EXERCISE DESCRIPTION: Your answer must be an exact repetition of every record.

GIVEN DATA:
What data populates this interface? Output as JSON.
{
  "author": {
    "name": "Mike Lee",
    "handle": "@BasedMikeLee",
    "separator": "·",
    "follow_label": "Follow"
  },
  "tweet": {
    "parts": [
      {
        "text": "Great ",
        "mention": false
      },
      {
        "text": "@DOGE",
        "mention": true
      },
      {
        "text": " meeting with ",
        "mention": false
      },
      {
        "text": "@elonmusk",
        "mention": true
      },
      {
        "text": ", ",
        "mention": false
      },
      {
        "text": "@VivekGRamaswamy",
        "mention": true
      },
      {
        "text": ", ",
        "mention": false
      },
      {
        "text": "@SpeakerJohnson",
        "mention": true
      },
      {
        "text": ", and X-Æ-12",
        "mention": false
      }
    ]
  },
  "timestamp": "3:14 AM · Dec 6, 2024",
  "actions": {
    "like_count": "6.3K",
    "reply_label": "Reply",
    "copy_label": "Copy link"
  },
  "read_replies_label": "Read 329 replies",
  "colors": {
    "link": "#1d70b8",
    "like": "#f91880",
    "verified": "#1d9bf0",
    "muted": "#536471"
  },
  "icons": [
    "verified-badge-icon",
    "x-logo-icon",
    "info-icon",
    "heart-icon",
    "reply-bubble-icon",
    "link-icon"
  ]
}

SOLUTION FOR THIS TASK:
What data populates this interface? Output as JSON.
{
  "author": {
    "name": "Mike Lee",
    "handle": "@BasedMikeLee",
    "separator": "·",
    "follow_label": "Follow"
  },
  "tweet": {
    "parts": [
      {
        "text": "Great ",
        "mention": false
      },
      {
        "text": "@DOGE",
        "mention": true
      },
      {
        "text": " meeting with ",
        "mention": false
      },
      {
        "text": "@elonmusk",
        "mention": true
      },
      {
        "text": ", ",
        "mention": false
      },
      {
        "text": "@VivekGRamaswamy",
        "mention": true
      },
      {
        "text": ", ",
        "mention": false
      },
      {
        "text": "@SpeakerJohnson",
        "mention": true
      },
      {
        "text": ", and X-Æ-12",
        "mention": false
      }
    ]
  },
  "timestamp": "3:14 AM · Dec 6, 2024",
  "actions": {
    "like_count": "6.3K",
    "reply_label": "Reply",
    "copy_label": "Copy link"
  },
  "read_replies_label": "Read 329 replies",
  "colors": {
    "link": "#1d70b8",
    "like": "#f91880",
    "verified": "#1d9bf0",
    "muted": "#536471"
  },
  "icons": [
    "verified-badge-icon",
    "x-logo-icon",
    "info-icon",
    "heart-icon",
    "reply-bubble-icon",
    "link-icon"
  ]
}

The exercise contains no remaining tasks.